City of Coquitlam economic development manager and BC Economic Development Association treasurer David Munro spoke on rural-urban economic development as the keynote speaker of AdvantageHOPE’s annual general meeting on March 21 at the Hope Golf Club.
Before working in Coquitlam, Munro worked in Chilliwack in the same field. He learned that the further away from a city a town is, the more marketing they have to do.
“You have to be a little more aggressive. You have to tell people who you are, what you have to offer, what your assets are,” said Munro.
Munro emphasized that economic development differs from community to community, and communities have to set their expectations based on local circumstances.
He pointed to the City of Coquitlam’s tourism program, which caused a split decision in council.
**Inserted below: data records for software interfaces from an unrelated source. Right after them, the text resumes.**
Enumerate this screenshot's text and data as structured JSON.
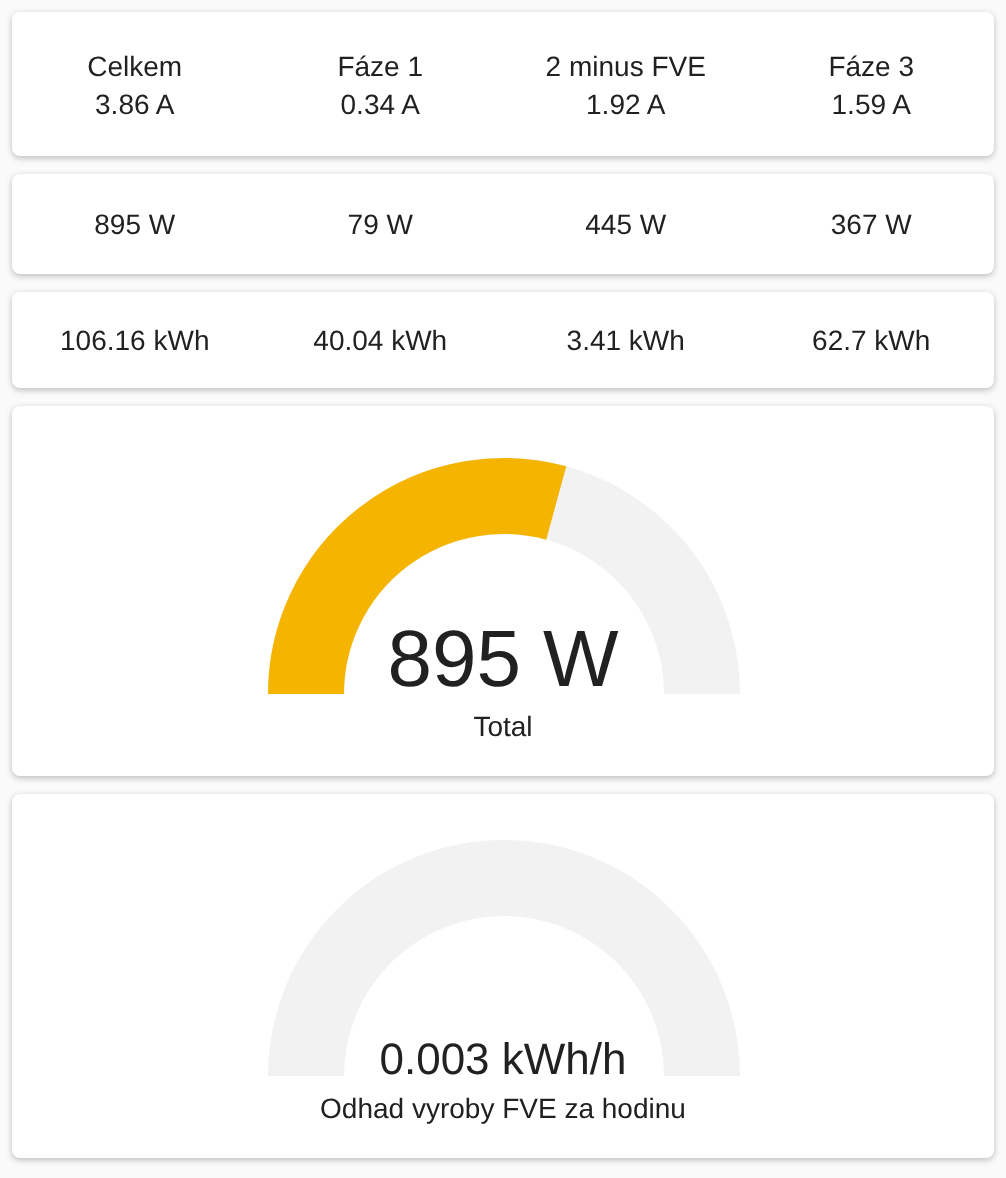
{
  "current": [
    {
      "label": "Celkem",
      "value": "3.86 A"
    },
    {
      "label": "Fáze 1",
      "value": "0.34 A"
    },
    {
      "label": "2 minus FVE",
      "value": "1.92 A"
    },
    {
      "label": "Fáze 3",
      "value": "1.59 A"
    }
  ],
  "power": [
    "895 W",
    "79 W",
    "445 W",
    "367 W"
  ],
  "energy": [
    "106.16 kWh",
    "40.04 kWh",
    "3.41 kWh",
    "62.7 kWh"
  ],
  "gauges": [
    {
      "value": "895 W",
      "label": "Total",
      "level": 0.585
    },
    {
      "value": "0.003 kWh/h",
      "label": "Odhad vyroby FVE za hodinu"
    }
  ]
}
As the person in the middle, Munro said he formulated his message proportionally.
“You have to lay out the message clearly in what you’re reporting,” said Munro. “We’re not Whistler. But there’s an opportunity for us to create incremental economic impact.”
Munro said that when festivals came to town, they did not liaise with hotels, nor were sports teams contacting restaurants.
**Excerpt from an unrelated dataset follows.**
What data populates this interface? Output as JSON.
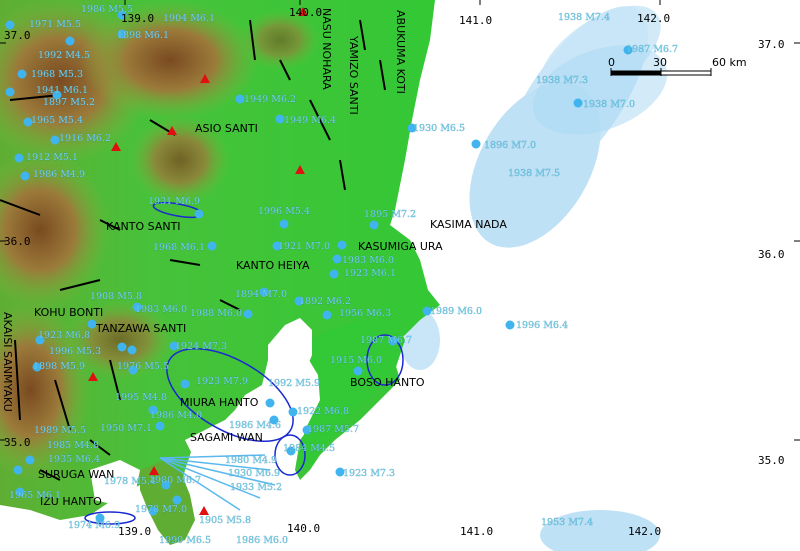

“You put all those pieces of the puzzle together, and then a restaurant comes up and says, ‘Woah! Thanks for introducing us to the hockey tournament — 1500 players. That was our most successful November in 20 years.’ ”
He emphasized that business attraction might look good on paper, but economic developers should not forget about retaining businesses.
“Molson, for example, Molson went to Chilliwack,” said Munro. “We get it. Create jobs. Big buildings. Great, right? Ribbon cutting. Everyone’s happy. Photo op.
“One of the things to keep in mind is 80 per cent of your jobs that are created in any economy is from the businesses that are already in your community.”
Munro emphasized that businesses in a community do not need to be convinced to stay here, especially when employees have families and homes there.
Munro added that when businesses establish themselves in a community, this elevates the business environment in a community.
“Sometimes when the businesses make their decision where they want to go — politicians can say what they want, economic development staff can say what they want — but it’s that other businesses you bring to the table,” said Munro. “Business to business, peer to peer — they have different respect than they would for us.”
Initially, CEO of the BC Economic Development Association Dale Wheeldon was supposed to attend but he could not. Hence, Wheeldon nominated Munro.